Do our graduates make the grade? And what should we as a university do to better prepare our students? These are important questions, for the extent to which we succeed is crucial to our success as a university.


Present at the said engagement were industry representatives from the fields of human resources and industrial psychology. In future, I will also be present when we engage with various other industries and professional bodies.


We simply have to engage regularly with the world “out there” to keep in touch. I am confident that many of our academics do just that and I encourage others to also do so.


This attitude of engagement ties in with our commitment to excellence in teaching and learning. Our strategy states clearly that we want to “excel in innovative learning and teaching and cutting-edge research, thereby benefiting society through knowledge”.


Our internal success model rightly positions high-quality teaching and learning as of paramount importance.


We thus take serious note of

    • external peer reviews,

    • student satisfaction levels,

    • employer feedback and

    • employability of work-seeking graduates.


Our aim is that our graduates should be employed or self-employed within six months after leaving the NWU. To achieve this, our new teaching and learning strategy states, among others:


“The challenge for educators is to engage with students at a level and within a context familiar to them.


“We aim to design learning experiences that make educationally sound use of the opportunities provided by technologies and digital resources.


“The NWU will present students with opportunities to acquire the critical, evaluative and research skills to be able to form coherent understanding in a variety of contexts.
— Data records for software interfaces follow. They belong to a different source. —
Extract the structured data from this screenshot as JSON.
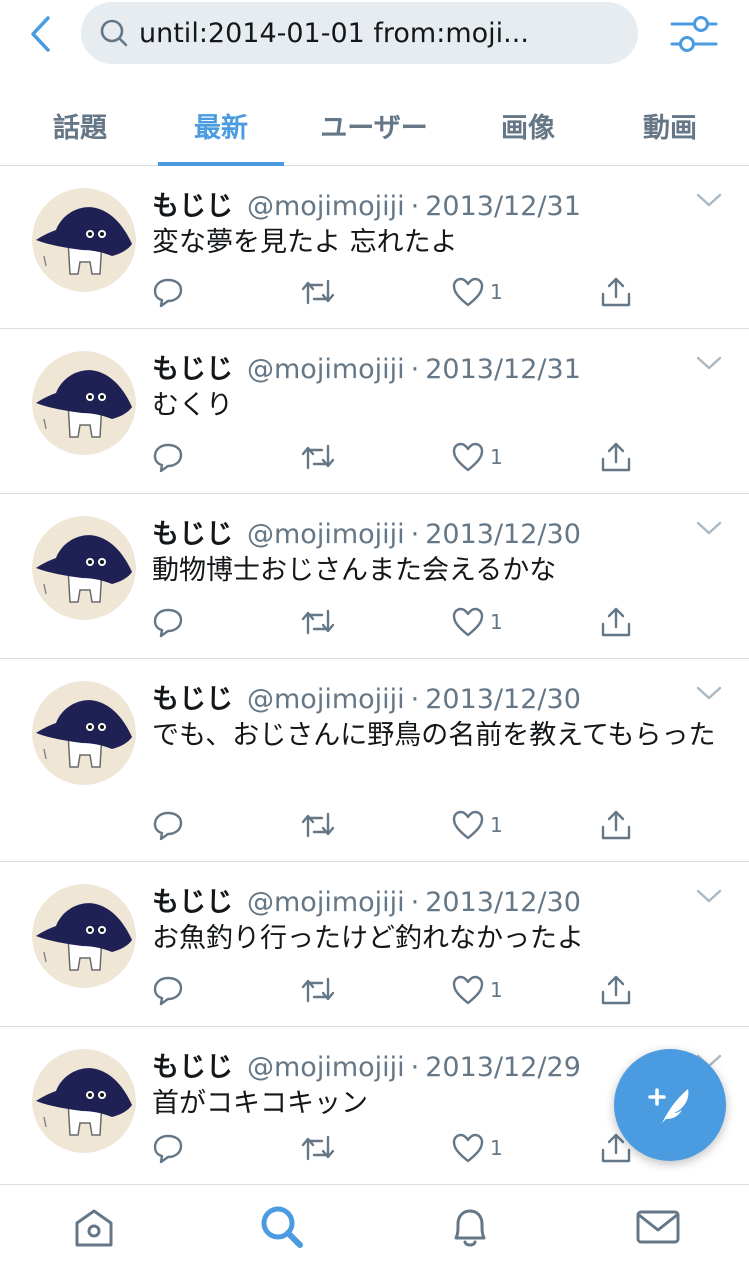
{
  "search": {
    "query": "until:2014-01-01 from:moji...",
    "back_icon": "chevron-left-icon",
    "filter_icon": "sliders-icon"
  },
  "tabs": [
    {
      "label": "話題",
      "active": false
    },
    {
      "label": "最新",
      "active": true
    },
    {
      "label": "ユーザー",
      "active": false
    },
    {
      "label": "画像",
      "active": false
    },
    {
      "label": "動画",
      "active": false
    }
  ],
  "tweets": [
    {
      "name": "もじじ",
      "handle": "@mojimojiji",
      "date": "2013/12/31",
      "text": "変な夢を見たよ 忘れたよ",
      "likes": "1"
    },
    {
      "name": "もじじ",
      "handle": "@mojimojiji",
      "date": "2013/12/31",
      "text": "むくり",
      "likes": "1"
    },
    {
      "name": "もじじ",
      "handle": "@mojimojiji",
      "date": "2013/12/30",
      "text": "動物博士おじさんまた会えるかな",
      "likes": "1"
    },
    {
      "name": "もじじ",
      "handle": "@mojimojiji",
      "date": "2013/12/30",
      "text": "でも、おじさんに野鳥の名前を教えてもらった",
      "likes": "1"
    },
    {
      "name": "もじじ",
      "handle": "@mojimojiji",
      "date": "2013/12/30",
      "text": "お魚釣り行ったけど釣れなかったよ",
      "likes": "1"
    },
    {
      "name": "もじじ",
      "handle": "@mojimojiji",
      "date": "2013/12/29",
      "text": "首がコキコキッン",
      "likes": "1"
    }
  ],
  "tweet_separator": "·",
  "colors": {
    "accent": "#4a9be0",
    "text_primary": "#14171a",
    "text_secondary": "#657786",
    "search_bg": "#e6ecf0",
    "avatar_bg": "#efe6d6",
    "avatar_hat": "#1f2154"
  },
  "bottom_nav": [
    "home-icon",
    "search-icon",
    "bell-icon",
    "mail-icon"
  ],
  "compose_icon": "compose-feather-icon"
}
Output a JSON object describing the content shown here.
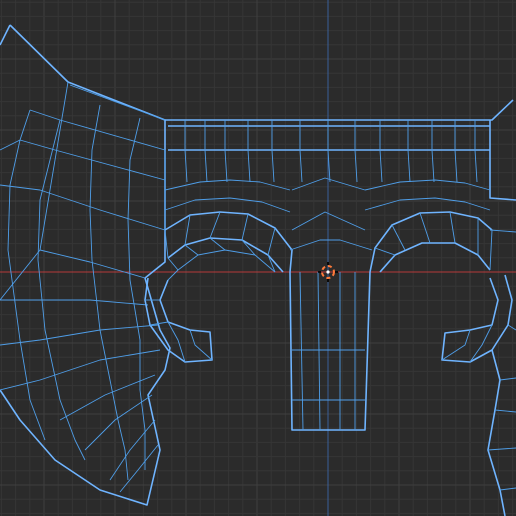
{
  "viewport": {
    "mode": "uv-editor-2d-view",
    "colors": {
      "background": "#2b2b2b",
      "grid_minor": "#363636",
      "grid_major": "#3f3f3f",
      "axis_x": "#b53a3a",
      "axis_y": "#3a5f99",
      "wire": "#4f9ee8",
      "wire_edge": "#6fb4ff",
      "cursor_ring": "#ff7a3a",
      "cursor_center": "#ffffff"
    }
  },
  "mesh": {
    "label": "uv-wireframe-mesh",
    "visible_islands": [
      "left-wing-fan",
      "top-band",
      "left-arch",
      "right-arch",
      "center-column",
      "right-lower-edge"
    ]
  },
  "cursor": {
    "icon": "3d-cursor-icon"
  }
}
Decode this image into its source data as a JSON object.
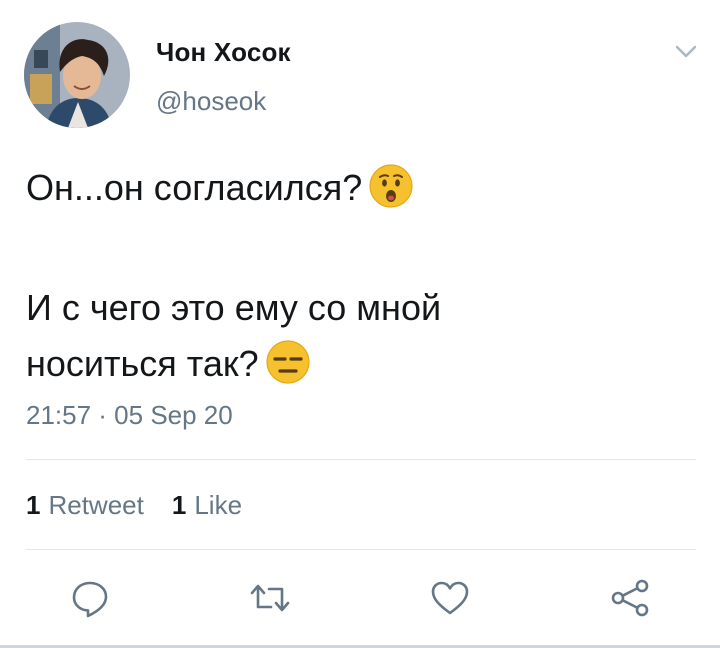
{
  "author": {
    "display_name": "Чон Хосок",
    "handle": "@hoseok"
  },
  "tweet": {
    "line1": "Он...он согласился?",
    "line1_emoji": "hushed-face",
    "line2a": "И с чего это ему со мной",
    "line2b": "носиться так?",
    "line2_emoji": "expressionless-face",
    "timestamp": "21:57 · 05 Sep 20"
  },
  "stats": {
    "retweets_count": "1",
    "retweets_label": "Retweet",
    "likes_count": "1",
    "likes_label": "Like"
  },
  "actions": [
    "reply-icon",
    "retweet-icon",
    "like-icon",
    "share-icon"
  ],
  "colors": {
    "text": "#14171a",
    "secondary": "#657786",
    "icon": "#657786",
    "divider": "#e1e8ed",
    "emoji_yellow": "#f5c12e"
  }
}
“We want them to develop into lifelong learners who will flourish in an uncertain world.”


Our challenge is clear-cut. Let us tackle it with enthusiasm.